In later years, I would visit Taipei again and stand in front of the Mitsukoshi Shin Kong Life Tower that now towers over the train station, a landmark in Greater Taipei. I would stand on the overpass in front of the tower and remember what the site had looked like before the tower was built, when I came to Taipei with my brother and got called “chief”, “native”, and “savage”.

The happy times, by contrast, are all associated with home. The freedom of the mountains, of hunting, of times spent chatting with his grandmother or scaring birds away from the millet field. His grandfather says the black birds which come at dusk hold the spirits of their ancestors, and bids Sakinu to let them eat their fill. Village elders use smoke from cooking fires to communicate with the same ancestors, who look with interest at the deeds of their descendants.

Where the text moves into Paiwan mythology is where it grows tender, as in the story of the forbidden lovers Izang and Tsukuba, who end up transmuted into a hawk and a hundred pacer snake.
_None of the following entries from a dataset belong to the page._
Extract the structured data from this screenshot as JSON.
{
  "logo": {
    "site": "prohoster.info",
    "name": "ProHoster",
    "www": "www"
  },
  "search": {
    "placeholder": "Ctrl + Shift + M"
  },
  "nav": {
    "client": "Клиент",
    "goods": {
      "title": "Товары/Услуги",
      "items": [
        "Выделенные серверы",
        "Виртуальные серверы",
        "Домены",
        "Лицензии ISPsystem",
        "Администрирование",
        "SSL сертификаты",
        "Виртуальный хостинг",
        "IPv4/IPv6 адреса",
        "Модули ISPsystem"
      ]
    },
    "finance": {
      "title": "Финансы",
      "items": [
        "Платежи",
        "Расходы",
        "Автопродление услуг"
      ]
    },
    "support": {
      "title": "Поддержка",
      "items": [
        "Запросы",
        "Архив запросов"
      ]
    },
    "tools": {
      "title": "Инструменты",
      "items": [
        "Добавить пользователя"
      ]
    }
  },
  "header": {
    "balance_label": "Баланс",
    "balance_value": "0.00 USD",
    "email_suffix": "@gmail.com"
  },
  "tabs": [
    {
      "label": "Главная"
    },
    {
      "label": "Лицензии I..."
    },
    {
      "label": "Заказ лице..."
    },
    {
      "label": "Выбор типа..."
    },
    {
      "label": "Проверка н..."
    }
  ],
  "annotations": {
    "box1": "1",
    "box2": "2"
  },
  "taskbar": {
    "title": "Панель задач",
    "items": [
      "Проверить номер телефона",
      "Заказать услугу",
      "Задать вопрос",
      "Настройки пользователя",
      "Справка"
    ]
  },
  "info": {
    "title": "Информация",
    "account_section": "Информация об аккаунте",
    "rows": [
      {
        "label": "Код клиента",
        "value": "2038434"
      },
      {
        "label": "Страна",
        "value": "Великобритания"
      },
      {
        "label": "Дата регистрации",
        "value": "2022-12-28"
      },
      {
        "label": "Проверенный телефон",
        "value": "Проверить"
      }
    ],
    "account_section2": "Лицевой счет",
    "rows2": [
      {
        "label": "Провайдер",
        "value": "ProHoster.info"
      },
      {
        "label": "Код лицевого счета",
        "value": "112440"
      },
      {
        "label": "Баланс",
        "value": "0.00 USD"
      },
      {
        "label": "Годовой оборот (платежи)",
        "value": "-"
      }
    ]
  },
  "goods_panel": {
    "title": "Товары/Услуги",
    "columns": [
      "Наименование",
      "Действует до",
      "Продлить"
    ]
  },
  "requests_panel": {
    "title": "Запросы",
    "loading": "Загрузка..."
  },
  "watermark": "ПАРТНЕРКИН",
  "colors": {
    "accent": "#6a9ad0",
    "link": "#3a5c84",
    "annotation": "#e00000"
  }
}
This snake, a totemic animal for the Paiwan, often raises its head, explained as Tsukuba looking to the sky in search of her lost love. These tales reinforce the allegiance of people and place, as Sakinu believes that only when saturated in their traditions and situated in their ancestral lands can the Paiwan really be themselves.

One particularly moving passage comes when the young Sakinu and his cousin accompany Sakinu’s father to an abandoned village deep in the forest, which his father tells them was the home of their ancestors. It has remained undisturbed by archeologists or anthropologists thanks to its remoteness. The village is an impressive settlement, built of heavy slate quarried some distance away, and sited in a good position to defend against raids from enemies. The boys are impressed with the might of their forebears, and see visions of life in the village when it was populated.

Min-ch’üen walked up to me and confided, “The moment you took out your knife, I saw warriors holding spears and arrows standing in front of the platform. I heard them shout in response to your shout, as if they were about to go off to war. And when you put your knife back in the scabbard, right in that instant, they went blurry and disappeared before my very eyes. Maybe in a previous lifetime you were a warrior of this village, a great warrior who survived a hundred battles. Maybe you were their commander.”

After returning home Sakinu dreams of his great-great-grandfather, also called Sakinu, as a young man. Long-haired, tattooed, strong and commanding, he names the younger Sakinu his avatar, and charges him with preserving the Paiwan. It is no stretch to make the link to Sakinu as a grown man, modern-day custodian of Paiwan culture and advocate for his people. Sakinu enumerates the outsider influences on his village: Han Chinese, Japanese, Christian, and other Indigenous peoples, the Puyuma but particularly the Amis, whose rituals and dress his village adopted decades ago. His own father, when told that Sakinu wishes to have a Paiwan-style wedding and not a Christian one, is scornful. But he presses ahead and – forty years since the last Paiwan wedding in Lalaoran – Sakinu’s marriage is, he hopes, the spark that will rekindle the old traditions and help his people remember what it means to be Paiwan.

Hunter School is not only Sakinu’s lament for the damage wrought on his people and their home, but also a manifesto for their resurgence, a plea for the most harmful aspects of outsider society to be kept at bay while traditions can be relearned, language can be passed on, and young people given a reason to stay. A sensitive translation is central to the impact of the book in English, and Darryl Sterk delivers, striking the right balance between a flowing, readable text and giving background for readers unfamiliar with the cultural context. Sakinu’s passion is infectious, his message vital, and together they make Hunter School a compelling collection.

Hunter School is published by Honford Star.